## Problem
The answer must consist of every line from the data that holds the string "heart".

## The data
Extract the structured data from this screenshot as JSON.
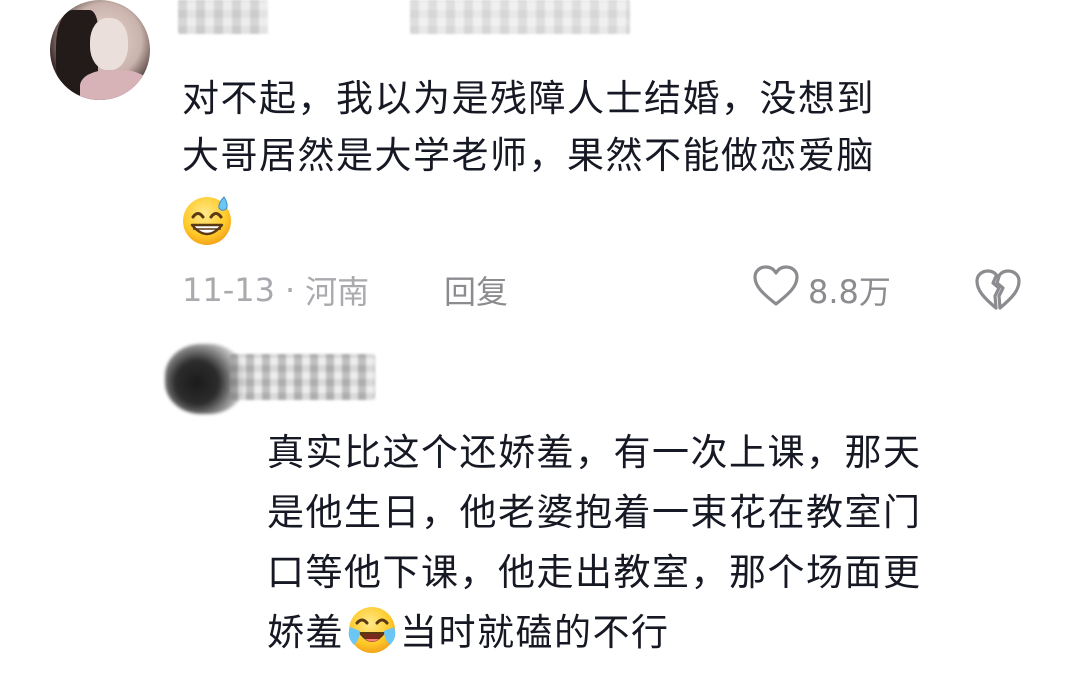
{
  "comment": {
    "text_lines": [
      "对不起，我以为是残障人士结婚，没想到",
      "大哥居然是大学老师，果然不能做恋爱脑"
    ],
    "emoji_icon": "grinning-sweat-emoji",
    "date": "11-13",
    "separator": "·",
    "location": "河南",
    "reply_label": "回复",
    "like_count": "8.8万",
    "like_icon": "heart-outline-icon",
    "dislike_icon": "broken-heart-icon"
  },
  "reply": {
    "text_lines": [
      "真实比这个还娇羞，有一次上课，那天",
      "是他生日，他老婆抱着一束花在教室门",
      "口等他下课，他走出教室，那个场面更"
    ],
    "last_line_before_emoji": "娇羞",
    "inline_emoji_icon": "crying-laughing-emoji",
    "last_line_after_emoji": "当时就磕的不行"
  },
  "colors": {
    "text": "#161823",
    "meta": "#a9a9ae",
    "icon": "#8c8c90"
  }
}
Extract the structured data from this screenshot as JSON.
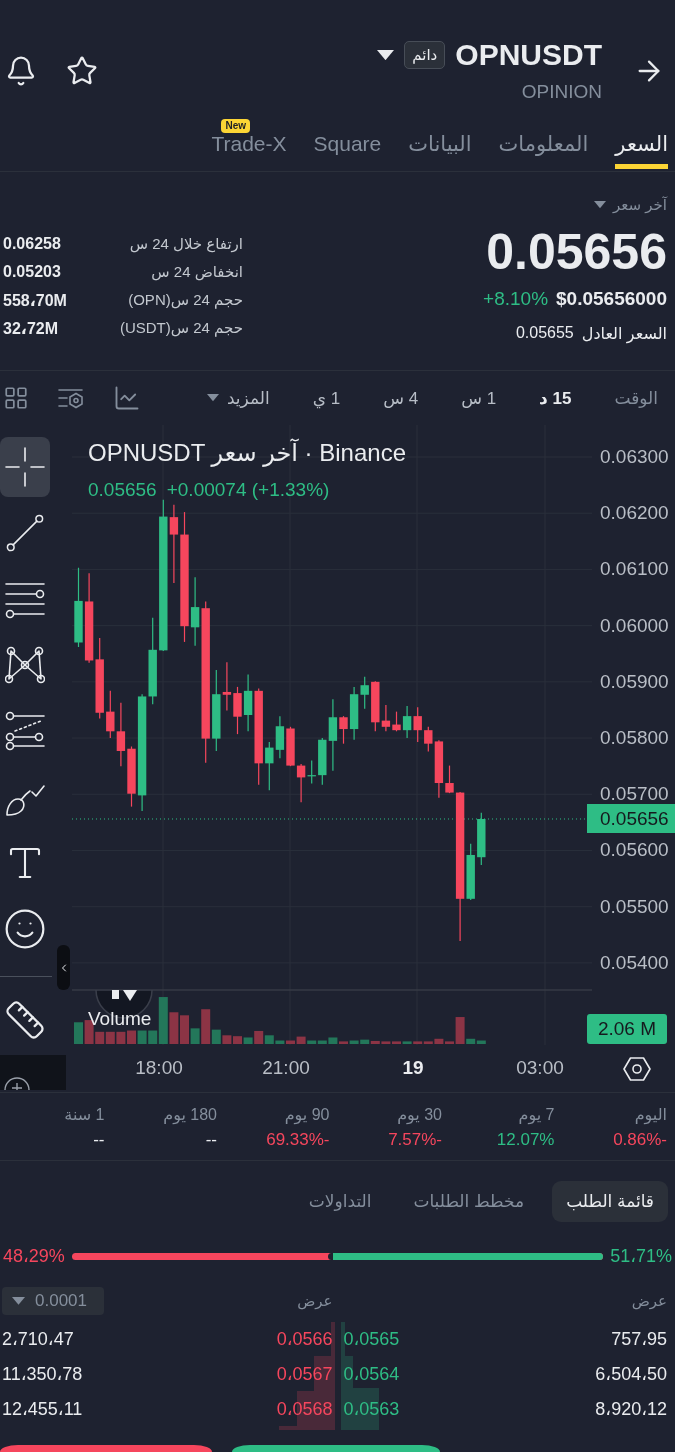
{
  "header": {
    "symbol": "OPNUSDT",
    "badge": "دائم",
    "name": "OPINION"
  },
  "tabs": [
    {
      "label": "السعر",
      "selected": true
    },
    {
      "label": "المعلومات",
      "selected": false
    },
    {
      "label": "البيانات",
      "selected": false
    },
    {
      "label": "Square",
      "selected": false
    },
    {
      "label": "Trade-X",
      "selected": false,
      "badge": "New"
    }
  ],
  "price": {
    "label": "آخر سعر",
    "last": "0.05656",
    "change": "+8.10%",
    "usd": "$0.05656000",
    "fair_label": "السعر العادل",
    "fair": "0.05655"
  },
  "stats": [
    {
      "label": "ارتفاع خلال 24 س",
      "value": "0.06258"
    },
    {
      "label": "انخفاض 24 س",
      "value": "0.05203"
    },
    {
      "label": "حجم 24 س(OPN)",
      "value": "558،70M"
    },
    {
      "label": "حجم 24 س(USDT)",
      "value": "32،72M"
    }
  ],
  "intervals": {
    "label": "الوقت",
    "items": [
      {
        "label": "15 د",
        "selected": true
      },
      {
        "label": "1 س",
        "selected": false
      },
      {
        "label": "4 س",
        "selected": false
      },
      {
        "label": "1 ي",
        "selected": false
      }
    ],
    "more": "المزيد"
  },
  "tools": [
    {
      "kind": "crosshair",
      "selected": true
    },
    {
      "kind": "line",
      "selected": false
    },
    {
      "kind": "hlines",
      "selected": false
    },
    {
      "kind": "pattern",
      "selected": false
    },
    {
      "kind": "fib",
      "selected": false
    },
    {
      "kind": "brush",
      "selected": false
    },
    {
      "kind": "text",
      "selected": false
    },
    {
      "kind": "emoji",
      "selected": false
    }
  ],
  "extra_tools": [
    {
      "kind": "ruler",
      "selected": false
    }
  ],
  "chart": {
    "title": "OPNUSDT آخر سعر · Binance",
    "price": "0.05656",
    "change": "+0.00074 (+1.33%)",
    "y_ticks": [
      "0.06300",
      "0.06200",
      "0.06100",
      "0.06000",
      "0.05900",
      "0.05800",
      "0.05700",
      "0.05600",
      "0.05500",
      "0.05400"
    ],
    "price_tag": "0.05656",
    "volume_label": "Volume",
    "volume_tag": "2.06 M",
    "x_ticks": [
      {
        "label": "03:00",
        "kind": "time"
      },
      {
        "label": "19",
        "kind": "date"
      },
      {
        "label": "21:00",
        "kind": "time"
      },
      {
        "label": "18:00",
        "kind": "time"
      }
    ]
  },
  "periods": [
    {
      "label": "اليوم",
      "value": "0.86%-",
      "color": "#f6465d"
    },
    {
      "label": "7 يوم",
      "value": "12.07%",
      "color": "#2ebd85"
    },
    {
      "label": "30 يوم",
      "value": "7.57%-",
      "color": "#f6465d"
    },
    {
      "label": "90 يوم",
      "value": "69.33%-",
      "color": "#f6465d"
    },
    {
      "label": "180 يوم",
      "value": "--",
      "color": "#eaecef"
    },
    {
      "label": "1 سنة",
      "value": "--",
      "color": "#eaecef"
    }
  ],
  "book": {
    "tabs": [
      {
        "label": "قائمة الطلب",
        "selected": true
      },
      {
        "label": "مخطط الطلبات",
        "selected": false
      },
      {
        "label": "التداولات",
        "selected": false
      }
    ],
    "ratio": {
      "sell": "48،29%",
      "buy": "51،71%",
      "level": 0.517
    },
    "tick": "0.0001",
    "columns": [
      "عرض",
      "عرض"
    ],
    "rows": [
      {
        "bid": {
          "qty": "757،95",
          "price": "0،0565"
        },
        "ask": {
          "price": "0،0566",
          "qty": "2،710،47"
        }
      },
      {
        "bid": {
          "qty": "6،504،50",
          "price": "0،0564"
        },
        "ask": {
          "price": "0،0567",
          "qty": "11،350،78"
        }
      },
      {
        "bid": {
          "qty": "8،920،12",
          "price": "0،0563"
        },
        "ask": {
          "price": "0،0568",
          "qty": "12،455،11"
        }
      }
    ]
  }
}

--

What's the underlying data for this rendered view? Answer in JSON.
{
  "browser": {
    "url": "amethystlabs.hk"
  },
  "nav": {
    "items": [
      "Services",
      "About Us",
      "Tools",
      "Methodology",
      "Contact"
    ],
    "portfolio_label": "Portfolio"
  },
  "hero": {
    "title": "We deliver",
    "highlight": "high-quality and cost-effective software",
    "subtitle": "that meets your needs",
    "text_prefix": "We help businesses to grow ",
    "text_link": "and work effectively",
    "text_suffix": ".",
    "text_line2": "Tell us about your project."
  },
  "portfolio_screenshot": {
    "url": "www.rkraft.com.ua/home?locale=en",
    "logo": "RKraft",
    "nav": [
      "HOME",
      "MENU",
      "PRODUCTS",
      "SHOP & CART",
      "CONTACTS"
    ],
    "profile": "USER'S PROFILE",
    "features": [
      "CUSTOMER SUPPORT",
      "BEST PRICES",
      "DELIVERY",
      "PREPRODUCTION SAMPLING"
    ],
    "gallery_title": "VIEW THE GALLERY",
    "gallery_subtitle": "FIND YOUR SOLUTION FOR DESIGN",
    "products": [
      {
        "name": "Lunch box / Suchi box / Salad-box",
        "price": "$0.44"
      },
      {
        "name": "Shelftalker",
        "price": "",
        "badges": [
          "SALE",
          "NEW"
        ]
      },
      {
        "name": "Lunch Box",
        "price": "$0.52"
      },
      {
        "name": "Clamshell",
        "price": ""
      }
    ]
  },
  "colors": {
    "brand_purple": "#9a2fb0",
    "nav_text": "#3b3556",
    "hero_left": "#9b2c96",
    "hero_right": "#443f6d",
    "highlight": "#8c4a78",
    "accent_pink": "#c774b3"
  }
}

## Answer to this problem
    "like_icon": "heart-outline-icon",
    "dislike_icon": "broken-heart-icon"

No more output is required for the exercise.